About this exercise -> This task calls for copying every line of the records that includes the word "icon".

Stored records
━━━━━━━━━━
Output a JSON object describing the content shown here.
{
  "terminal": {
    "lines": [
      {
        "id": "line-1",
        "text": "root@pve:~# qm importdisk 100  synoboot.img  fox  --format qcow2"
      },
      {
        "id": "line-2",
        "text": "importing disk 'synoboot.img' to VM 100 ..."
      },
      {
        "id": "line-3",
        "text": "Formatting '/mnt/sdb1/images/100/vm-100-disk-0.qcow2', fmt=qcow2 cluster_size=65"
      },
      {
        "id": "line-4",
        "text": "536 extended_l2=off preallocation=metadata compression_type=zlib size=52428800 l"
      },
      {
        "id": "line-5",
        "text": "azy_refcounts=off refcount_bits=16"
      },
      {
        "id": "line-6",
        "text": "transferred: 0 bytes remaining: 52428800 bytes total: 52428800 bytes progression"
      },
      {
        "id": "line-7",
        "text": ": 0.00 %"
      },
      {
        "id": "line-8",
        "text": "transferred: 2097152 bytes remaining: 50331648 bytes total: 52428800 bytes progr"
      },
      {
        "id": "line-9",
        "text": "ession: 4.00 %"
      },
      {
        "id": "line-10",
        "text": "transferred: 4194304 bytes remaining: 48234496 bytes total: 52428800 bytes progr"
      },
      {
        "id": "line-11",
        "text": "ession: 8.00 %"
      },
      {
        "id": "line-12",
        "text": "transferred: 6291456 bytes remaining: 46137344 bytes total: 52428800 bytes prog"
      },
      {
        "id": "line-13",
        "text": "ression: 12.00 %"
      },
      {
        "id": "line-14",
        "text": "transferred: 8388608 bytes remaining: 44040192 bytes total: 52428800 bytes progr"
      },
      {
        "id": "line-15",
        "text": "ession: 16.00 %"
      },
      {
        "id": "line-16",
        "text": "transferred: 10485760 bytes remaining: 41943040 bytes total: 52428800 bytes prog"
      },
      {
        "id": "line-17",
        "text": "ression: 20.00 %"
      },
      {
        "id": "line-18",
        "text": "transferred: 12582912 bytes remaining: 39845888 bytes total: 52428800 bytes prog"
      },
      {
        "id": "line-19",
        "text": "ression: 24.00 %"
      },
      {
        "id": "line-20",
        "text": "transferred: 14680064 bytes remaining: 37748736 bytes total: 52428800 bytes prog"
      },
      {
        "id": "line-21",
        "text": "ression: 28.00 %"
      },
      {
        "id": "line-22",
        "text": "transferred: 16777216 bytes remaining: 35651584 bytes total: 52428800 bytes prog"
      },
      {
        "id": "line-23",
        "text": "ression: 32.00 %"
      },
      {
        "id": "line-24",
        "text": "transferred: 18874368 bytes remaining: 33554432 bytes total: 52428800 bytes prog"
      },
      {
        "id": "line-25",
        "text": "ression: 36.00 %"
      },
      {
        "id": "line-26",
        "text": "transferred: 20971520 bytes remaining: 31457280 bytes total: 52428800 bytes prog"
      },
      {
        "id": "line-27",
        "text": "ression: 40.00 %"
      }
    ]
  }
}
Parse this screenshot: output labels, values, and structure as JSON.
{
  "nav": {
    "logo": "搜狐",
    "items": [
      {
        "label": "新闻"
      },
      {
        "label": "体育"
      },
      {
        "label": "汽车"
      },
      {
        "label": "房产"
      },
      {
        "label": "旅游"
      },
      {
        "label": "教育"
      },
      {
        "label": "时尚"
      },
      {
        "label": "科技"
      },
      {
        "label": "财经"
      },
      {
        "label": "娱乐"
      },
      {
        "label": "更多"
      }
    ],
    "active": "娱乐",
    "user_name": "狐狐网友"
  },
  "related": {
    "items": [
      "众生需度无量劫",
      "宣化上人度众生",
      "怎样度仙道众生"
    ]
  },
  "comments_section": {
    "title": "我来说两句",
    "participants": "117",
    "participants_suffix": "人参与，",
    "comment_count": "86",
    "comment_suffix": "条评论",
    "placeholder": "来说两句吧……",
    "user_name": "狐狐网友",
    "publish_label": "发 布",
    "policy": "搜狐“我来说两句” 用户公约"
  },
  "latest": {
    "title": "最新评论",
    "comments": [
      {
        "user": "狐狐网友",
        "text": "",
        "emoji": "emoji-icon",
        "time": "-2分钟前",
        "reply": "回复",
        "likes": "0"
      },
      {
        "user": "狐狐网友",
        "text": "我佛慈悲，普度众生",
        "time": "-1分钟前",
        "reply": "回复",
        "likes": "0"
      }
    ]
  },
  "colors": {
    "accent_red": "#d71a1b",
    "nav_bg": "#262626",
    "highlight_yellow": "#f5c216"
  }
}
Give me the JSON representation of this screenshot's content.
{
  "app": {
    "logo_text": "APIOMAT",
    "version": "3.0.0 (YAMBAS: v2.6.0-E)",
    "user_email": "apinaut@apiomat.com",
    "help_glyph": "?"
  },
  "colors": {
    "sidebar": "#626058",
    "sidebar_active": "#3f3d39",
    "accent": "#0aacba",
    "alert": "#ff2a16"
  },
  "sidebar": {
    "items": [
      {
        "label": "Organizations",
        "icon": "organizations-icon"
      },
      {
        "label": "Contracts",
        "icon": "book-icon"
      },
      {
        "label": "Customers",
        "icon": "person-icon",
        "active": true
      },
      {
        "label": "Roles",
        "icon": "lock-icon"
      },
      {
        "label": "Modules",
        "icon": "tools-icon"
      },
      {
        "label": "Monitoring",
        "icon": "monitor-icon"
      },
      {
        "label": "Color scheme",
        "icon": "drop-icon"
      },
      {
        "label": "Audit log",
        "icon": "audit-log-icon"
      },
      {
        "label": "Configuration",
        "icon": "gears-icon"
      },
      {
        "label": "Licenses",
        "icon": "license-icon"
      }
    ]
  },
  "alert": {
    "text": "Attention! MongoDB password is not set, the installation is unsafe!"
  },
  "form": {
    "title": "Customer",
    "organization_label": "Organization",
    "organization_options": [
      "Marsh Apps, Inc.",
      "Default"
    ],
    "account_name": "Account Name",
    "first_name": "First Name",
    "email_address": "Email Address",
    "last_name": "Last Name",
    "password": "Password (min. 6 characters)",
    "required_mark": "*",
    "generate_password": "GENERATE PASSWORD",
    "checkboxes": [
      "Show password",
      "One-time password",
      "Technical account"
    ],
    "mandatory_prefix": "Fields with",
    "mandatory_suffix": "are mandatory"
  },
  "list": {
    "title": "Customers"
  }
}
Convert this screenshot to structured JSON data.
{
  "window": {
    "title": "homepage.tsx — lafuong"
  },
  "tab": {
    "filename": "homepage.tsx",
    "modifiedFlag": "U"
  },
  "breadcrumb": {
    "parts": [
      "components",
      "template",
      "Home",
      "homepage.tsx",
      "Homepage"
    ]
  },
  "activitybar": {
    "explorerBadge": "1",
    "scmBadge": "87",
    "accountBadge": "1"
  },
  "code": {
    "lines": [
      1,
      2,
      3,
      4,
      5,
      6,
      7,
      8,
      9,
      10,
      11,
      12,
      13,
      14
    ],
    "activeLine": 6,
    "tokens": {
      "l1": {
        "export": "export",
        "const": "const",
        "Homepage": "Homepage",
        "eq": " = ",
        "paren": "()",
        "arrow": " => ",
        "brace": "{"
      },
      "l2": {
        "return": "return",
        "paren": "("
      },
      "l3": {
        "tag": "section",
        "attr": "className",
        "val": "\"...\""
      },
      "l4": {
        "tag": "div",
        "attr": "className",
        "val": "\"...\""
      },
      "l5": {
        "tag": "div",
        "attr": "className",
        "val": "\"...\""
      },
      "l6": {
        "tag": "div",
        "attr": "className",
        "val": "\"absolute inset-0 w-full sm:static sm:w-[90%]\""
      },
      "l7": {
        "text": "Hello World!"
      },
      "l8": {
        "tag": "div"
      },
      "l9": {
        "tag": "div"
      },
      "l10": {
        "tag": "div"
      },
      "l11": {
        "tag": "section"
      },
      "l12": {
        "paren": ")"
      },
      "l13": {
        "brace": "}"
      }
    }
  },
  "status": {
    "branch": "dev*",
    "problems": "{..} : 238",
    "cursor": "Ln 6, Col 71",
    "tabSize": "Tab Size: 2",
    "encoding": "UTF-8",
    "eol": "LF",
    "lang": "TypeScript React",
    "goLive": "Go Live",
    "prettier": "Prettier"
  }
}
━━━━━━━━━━
Response to the task ->
        "emoji": "emoji-icon",
        "icon": "organizations-icon"
        "icon": "book-icon"
        "icon": "person-icon",
        "icon": "lock-icon"
        "icon": "tools-icon"
        "icon": "monitor-icon"
        "icon": "drop-icon"
        "icon": "audit-log-icon"
        "icon": "gears-icon"
        "icon": "license-icon"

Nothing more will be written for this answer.